> **PROBLEM DESCRIPTION**
Go through the entries below and pick out every line with "list".

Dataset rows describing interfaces
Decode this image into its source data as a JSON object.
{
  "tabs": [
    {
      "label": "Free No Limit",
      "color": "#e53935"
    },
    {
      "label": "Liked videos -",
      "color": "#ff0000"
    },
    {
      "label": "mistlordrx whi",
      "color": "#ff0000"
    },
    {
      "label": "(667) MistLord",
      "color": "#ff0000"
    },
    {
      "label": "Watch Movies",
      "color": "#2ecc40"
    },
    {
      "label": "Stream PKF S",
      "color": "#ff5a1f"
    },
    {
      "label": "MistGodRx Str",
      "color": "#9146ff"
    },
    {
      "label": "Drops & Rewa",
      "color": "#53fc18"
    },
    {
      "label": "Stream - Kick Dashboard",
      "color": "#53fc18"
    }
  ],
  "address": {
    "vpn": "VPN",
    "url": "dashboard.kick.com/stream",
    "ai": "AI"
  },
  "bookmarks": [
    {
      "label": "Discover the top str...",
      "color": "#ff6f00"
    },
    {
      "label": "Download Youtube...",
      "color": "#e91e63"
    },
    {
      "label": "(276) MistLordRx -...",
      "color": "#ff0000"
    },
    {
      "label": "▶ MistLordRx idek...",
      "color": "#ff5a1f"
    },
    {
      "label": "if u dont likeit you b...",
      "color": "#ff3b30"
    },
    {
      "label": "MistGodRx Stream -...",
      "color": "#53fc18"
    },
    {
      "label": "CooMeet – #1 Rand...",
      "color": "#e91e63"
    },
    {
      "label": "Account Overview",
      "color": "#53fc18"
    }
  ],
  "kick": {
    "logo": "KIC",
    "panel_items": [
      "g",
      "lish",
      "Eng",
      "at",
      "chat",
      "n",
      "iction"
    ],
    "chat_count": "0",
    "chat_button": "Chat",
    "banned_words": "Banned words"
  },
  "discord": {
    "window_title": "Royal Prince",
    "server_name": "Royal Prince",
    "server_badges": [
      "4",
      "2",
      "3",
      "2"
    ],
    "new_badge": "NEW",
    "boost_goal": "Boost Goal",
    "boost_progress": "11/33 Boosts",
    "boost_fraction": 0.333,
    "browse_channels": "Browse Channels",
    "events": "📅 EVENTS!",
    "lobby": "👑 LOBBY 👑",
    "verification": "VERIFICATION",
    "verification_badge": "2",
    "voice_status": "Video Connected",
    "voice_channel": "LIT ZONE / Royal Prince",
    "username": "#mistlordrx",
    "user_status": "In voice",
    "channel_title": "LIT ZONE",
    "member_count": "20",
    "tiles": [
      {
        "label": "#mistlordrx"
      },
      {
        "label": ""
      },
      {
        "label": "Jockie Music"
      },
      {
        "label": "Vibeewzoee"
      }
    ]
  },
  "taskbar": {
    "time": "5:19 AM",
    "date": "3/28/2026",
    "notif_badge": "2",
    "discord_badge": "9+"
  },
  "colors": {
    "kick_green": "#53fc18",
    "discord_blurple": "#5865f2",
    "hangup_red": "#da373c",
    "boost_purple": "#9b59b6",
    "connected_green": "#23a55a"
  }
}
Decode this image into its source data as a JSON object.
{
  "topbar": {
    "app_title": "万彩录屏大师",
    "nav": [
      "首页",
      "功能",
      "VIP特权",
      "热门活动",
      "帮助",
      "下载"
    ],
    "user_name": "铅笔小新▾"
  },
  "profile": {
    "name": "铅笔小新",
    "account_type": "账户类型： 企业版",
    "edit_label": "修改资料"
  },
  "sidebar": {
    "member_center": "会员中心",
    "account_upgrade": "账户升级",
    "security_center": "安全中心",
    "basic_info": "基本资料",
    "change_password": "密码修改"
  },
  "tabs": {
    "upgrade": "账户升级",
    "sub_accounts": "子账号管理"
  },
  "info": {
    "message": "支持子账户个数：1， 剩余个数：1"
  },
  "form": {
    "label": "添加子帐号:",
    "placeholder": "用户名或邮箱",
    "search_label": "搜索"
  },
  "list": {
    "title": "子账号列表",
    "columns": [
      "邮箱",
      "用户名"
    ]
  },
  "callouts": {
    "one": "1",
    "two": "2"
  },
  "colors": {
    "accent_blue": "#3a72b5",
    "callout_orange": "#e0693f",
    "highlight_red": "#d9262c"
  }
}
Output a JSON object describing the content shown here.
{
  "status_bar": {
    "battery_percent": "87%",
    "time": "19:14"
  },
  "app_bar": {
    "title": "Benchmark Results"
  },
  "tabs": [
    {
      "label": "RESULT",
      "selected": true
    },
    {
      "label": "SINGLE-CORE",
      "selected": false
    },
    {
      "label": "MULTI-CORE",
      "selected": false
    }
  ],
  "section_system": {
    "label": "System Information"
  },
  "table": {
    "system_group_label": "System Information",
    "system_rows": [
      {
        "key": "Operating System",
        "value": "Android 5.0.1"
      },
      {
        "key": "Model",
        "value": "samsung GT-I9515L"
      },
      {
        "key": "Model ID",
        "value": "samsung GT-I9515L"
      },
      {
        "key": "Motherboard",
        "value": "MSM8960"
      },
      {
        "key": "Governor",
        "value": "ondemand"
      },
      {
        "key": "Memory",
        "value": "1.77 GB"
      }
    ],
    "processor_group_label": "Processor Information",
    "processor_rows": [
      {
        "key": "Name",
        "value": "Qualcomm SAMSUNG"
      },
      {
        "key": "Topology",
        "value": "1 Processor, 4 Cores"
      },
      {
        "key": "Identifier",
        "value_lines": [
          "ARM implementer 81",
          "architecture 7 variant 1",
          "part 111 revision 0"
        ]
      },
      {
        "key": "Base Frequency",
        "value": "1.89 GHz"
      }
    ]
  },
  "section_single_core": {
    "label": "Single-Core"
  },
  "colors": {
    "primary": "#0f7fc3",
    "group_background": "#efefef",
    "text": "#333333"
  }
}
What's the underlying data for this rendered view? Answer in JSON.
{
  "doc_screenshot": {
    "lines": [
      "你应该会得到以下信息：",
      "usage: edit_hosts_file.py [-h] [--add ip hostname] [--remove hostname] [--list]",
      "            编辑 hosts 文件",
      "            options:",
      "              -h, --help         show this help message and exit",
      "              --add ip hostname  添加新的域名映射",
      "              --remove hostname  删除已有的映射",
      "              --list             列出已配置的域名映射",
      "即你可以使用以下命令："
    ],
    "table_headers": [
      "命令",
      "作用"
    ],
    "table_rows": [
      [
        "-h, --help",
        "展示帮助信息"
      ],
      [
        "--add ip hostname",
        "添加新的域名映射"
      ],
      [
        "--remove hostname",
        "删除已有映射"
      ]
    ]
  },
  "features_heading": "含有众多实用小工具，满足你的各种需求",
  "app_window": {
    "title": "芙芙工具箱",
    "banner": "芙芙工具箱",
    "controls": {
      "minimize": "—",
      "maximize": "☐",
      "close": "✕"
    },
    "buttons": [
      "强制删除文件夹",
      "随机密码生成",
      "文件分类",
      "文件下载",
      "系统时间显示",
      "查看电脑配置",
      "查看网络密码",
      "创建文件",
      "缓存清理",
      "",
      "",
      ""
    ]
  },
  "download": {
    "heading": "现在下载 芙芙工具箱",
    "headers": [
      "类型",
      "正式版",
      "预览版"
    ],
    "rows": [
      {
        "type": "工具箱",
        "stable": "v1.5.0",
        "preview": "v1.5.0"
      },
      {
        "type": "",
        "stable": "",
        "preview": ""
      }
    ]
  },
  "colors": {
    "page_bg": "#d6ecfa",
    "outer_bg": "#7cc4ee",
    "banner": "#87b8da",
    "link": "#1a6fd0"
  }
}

> **SOLUTION TO THE PROBLEM**
  "list": {
      "usage: edit_hosts_file.py [-h] [--add ip hostname] [--remove hostname] [--list]",
      "              --list             列出已配置的域名映射",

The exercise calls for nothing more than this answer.